Chlamydiais regarded as an infection caused by a bacterium called Chlamydiatrachomatis,which is transmitted via sexual contact (Parry, 2012). It has beenreported as the most widely spread disease in many regions around theglobe. The patient complained of having urethral discharge, which isa primary symptom pointing to the diagnosis of the infection (CDC,2015). The patient also complained of a burning sensation whenurinating and during sexual activity. He had a normal bodytemperature and an average pulse rate. Vitals tested showed that thepatient had stable blood pressure and no signs or history ofhypertension. His blood sample tested positive for Chlamydia thusindicating a positive diagnosis for the STD. The healthcare centerwill conduct more tests including urine sample to confirm thepresence of the infection (Stanberry&amp Rosenthal, 2012).The patient has to undergo treatment immediately to avoid furtherhealth complications.


1.What is Chlamydia?

Itis regarded as an infection caused by a bacterium called Chlamydiatrachomatisand spread through sexual contact. The disease affects the penis,vagina, cervix, anus, urethra, eye or throat. It has been rated asthe most contacted STD above Gonorrhoea and Syphilis.

2.What are the symptoms of Chlamydia?

Inmost cases, the infection does not probe signs or symptoms. Inreality, 90% of people diagnosed with the disease do not show anysigns or symptoms. However, in females, symptoms such as abdominalpain, vaginal discharge, a low-grade fever, excruciating intercourse,a burning sensation when urinating, a compulsion to urinate more thannormal or a yellowish release from the vagina that has a strongsmell, are reported.

3.How can one know if he/she has contracted Chlamydia?

Regardlessof the presence of signs and symptoms of the infection, a health careprovider needs to conduct tests and establish whether one isinfected. The tests should include a phlebotomist obtaining bloodsamples from the patient and processing it in the lab.

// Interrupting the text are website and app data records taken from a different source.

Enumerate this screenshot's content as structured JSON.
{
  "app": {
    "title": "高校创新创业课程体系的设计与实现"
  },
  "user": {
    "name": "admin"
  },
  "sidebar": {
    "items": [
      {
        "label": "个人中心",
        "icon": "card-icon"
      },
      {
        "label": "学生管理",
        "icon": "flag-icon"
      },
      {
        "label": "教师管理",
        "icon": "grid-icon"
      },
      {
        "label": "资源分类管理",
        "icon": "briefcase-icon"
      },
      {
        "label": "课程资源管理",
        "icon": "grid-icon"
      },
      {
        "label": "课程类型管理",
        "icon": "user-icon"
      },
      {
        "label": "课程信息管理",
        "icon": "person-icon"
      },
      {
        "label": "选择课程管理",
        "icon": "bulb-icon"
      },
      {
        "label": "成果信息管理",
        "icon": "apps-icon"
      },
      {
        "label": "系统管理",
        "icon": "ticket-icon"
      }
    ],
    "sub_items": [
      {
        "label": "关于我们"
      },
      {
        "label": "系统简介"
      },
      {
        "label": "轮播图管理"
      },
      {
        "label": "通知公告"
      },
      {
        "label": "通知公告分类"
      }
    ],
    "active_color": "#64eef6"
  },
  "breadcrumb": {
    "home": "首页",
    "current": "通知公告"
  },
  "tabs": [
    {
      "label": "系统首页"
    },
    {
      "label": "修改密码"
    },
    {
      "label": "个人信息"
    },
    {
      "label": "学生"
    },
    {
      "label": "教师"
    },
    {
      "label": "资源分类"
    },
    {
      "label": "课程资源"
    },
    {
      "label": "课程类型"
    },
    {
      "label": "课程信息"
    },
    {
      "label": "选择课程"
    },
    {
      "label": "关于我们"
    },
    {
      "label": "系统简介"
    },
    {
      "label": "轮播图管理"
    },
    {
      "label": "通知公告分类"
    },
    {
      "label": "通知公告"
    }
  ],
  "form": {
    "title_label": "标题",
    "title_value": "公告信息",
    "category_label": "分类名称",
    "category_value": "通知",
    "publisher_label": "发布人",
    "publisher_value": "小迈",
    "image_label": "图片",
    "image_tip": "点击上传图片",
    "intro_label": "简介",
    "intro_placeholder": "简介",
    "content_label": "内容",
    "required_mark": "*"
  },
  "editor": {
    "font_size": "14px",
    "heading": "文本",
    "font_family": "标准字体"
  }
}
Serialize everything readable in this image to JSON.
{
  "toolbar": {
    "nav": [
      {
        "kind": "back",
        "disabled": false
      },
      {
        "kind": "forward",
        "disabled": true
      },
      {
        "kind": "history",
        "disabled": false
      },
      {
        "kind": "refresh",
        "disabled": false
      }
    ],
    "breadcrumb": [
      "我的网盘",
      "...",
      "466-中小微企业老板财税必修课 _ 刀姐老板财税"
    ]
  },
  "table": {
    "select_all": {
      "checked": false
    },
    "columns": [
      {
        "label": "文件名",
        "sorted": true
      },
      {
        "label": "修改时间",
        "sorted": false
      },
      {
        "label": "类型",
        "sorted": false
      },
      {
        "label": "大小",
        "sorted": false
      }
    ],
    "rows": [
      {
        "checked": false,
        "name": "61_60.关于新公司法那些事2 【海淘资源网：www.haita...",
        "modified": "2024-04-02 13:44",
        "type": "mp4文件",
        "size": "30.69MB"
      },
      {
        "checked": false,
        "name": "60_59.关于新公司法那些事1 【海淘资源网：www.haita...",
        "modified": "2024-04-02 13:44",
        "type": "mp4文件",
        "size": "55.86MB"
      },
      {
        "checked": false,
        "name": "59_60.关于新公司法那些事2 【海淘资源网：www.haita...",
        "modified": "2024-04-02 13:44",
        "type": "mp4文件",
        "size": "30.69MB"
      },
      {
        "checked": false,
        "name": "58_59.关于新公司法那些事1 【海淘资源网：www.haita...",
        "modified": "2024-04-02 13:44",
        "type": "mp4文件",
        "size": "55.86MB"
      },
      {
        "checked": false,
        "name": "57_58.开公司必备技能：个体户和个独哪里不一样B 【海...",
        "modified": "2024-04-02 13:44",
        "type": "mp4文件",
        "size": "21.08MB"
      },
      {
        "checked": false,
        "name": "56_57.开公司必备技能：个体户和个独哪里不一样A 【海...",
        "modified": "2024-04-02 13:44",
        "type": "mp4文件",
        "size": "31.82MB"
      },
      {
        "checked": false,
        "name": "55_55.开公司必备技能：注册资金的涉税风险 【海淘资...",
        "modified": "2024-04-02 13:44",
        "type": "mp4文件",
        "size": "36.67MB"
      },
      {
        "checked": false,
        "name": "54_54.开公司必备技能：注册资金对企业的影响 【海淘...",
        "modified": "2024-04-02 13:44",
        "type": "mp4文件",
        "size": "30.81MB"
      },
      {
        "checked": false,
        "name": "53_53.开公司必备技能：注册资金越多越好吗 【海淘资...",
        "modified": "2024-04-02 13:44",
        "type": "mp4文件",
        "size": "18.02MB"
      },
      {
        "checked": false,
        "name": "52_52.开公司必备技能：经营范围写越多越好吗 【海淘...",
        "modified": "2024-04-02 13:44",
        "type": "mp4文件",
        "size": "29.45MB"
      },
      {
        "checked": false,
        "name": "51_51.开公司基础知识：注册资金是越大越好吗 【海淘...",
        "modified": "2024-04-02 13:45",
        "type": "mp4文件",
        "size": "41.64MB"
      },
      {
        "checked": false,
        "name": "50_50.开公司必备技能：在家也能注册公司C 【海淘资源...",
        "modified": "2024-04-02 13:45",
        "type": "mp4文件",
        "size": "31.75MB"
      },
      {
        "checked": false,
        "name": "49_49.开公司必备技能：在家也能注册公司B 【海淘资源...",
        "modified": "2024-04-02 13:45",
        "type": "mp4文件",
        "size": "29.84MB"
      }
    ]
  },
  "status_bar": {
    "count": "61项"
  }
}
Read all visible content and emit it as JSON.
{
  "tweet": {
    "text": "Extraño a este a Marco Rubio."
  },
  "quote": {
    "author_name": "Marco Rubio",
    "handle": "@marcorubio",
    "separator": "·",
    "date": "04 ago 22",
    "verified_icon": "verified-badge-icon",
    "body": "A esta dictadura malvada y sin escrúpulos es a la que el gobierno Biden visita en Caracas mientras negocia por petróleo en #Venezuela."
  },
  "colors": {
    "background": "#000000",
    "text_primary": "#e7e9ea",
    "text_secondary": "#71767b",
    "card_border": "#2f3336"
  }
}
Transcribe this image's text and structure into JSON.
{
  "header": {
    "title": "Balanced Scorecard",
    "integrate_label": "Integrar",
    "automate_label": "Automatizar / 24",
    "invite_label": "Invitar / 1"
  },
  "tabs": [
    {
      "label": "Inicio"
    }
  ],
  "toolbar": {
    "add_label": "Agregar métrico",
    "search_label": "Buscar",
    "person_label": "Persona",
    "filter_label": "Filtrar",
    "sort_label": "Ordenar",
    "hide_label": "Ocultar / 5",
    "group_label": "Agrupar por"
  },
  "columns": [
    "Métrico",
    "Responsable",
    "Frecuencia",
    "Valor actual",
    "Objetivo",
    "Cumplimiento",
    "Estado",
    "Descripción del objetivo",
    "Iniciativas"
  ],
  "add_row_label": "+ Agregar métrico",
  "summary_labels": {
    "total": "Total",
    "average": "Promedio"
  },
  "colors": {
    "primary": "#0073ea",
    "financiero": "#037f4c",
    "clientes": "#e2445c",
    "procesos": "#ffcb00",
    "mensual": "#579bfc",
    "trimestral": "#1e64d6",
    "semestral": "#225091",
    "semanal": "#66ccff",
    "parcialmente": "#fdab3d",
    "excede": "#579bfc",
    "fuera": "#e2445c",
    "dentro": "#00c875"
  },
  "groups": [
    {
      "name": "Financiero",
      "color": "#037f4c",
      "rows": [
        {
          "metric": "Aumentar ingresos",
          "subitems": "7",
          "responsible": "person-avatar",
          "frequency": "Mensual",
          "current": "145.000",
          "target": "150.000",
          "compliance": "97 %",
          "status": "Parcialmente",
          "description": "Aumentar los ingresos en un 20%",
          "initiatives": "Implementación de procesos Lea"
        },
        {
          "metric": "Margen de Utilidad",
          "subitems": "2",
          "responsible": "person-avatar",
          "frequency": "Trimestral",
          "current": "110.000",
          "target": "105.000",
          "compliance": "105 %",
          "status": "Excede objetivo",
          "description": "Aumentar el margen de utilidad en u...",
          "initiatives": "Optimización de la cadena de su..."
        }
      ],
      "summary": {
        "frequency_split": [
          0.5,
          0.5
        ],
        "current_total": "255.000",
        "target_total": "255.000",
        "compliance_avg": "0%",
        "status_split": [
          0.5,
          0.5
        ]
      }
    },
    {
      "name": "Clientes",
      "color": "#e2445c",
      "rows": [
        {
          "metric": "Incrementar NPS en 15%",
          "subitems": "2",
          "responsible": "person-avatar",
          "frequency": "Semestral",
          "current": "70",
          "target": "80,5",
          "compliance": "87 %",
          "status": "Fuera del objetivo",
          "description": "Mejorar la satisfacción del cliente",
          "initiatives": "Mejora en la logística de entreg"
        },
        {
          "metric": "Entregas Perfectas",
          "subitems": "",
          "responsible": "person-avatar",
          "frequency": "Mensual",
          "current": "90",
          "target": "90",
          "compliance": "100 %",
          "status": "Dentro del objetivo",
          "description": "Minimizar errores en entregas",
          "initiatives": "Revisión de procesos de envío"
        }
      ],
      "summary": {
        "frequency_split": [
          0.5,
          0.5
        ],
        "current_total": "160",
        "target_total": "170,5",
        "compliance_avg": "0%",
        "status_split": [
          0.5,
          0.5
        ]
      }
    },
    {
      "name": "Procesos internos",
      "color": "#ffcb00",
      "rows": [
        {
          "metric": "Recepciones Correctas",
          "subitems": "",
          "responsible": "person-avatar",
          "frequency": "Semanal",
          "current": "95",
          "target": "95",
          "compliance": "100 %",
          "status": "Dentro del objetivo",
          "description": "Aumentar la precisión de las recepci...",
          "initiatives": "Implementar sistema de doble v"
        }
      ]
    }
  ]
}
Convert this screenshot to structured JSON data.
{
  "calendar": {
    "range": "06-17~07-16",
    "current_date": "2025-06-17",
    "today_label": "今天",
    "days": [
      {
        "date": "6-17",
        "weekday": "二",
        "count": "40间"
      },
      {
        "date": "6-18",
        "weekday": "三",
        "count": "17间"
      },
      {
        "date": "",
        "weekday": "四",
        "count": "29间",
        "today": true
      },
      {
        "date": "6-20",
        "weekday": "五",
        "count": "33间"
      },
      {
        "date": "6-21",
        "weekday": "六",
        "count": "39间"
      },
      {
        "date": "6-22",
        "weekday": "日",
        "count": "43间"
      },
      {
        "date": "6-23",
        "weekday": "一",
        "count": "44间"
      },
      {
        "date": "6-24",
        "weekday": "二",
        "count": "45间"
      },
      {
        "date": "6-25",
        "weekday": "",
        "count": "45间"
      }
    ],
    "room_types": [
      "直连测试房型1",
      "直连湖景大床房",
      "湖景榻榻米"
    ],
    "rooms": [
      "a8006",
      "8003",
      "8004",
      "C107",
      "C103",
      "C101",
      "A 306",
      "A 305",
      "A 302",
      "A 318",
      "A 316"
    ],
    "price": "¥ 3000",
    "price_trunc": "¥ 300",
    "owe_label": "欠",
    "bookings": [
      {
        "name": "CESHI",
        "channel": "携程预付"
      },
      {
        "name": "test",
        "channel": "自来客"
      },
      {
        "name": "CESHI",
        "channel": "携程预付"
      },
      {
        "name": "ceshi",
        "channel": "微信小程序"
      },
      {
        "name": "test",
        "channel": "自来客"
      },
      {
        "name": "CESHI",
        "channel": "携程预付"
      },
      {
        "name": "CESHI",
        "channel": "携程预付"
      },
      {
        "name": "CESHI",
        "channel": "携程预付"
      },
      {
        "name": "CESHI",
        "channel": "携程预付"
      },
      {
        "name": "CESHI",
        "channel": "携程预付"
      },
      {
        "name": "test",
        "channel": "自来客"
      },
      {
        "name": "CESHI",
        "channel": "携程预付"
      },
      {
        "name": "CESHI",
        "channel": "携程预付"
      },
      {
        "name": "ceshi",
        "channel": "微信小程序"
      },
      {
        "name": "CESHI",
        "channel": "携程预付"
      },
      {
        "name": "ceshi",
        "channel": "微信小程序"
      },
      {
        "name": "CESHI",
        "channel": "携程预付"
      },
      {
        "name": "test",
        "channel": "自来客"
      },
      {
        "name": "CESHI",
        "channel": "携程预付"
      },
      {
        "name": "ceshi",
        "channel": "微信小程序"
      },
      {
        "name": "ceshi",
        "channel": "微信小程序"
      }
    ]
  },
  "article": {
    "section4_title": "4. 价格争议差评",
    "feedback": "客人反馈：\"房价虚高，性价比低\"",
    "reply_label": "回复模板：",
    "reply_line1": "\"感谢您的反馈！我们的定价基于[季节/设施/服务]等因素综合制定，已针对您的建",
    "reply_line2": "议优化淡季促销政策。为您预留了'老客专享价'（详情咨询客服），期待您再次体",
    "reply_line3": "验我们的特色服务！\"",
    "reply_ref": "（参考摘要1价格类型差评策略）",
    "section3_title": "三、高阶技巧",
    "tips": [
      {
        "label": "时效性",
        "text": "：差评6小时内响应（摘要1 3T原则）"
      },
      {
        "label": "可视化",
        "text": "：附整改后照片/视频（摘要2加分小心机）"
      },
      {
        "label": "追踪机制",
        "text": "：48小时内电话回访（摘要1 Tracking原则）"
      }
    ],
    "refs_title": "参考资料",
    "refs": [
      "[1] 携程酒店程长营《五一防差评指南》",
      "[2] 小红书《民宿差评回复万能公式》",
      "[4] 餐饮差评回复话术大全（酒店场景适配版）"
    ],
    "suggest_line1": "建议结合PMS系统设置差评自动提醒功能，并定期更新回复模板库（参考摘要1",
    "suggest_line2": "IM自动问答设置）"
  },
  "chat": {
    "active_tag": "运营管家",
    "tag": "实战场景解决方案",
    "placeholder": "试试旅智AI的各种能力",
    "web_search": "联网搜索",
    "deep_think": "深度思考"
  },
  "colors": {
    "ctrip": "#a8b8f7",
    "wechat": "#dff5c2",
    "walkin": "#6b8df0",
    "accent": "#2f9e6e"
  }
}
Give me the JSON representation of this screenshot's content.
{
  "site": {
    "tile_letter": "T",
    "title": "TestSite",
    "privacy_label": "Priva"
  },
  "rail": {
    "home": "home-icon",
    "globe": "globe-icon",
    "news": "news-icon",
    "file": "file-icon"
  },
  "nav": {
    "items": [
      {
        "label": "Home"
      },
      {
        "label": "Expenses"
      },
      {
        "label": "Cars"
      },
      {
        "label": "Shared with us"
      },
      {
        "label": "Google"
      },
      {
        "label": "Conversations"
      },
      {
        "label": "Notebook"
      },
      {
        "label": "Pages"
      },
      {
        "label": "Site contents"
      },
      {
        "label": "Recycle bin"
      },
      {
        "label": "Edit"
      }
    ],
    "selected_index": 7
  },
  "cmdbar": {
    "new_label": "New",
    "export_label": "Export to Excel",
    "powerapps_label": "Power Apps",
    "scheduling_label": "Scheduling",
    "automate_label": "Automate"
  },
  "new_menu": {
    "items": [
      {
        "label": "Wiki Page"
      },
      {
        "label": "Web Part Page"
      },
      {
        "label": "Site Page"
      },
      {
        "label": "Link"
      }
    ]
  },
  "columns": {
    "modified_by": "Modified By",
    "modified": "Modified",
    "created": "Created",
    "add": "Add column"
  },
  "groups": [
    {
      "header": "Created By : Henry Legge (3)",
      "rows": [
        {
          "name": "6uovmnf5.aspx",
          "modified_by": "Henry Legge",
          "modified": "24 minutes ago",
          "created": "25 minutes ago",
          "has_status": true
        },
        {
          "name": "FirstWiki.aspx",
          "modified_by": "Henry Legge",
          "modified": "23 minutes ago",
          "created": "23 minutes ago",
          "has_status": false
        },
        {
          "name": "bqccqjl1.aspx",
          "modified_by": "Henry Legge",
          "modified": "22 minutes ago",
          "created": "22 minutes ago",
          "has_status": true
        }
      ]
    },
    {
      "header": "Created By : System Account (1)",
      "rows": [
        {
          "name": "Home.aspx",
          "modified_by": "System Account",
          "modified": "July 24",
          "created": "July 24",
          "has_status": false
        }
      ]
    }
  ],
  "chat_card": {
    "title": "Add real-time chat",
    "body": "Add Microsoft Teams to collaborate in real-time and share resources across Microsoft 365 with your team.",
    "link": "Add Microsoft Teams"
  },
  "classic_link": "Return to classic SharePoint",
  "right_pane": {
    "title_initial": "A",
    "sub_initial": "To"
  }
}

4.Is there Treatment of Chlamydia?

Yes,Chlamydia can be treated. Consumption of the prescribed antibioticswill treat the infection. It is regarded as a bacterial infectiontreatable using antibiotics. One is expected to finish the dose andstay without having sex until the partner is tested and treated forthe disease (O`Connor,2014).

5.Where can I get tested for Chlamydia?

Anyavailable health care center with enough equipment will be a goodplace to get tested. Therefore, one can visit a local health clinicto get tested for any STDs.

ReferencesAnderson,J. (2014). Chlamydia:Symptoms, diagnosis,treatment and cure, pregnancy, complications, risk factors andpreventions. U.S.A:CreateSpace Independent Publishing Platform. CDC.(2015). Chlamydia- CDC fact sheet (detailed).Retrieved from`Connor,E. A. (2014). BehaviouralSexual-risk-reduction counselling in primary care to prevent STIs.New York: Ann International Med.Parry,A. (2012). Sexualself-concept, stigma &amp shame following a chlamydia diagnosis.U.K: University of Hull.

Stanberry, L., &amp Rosenthal, S. (2012). Sexually transmitted diseases: Vaccines, prevention, and control. San Diego: Academic Press.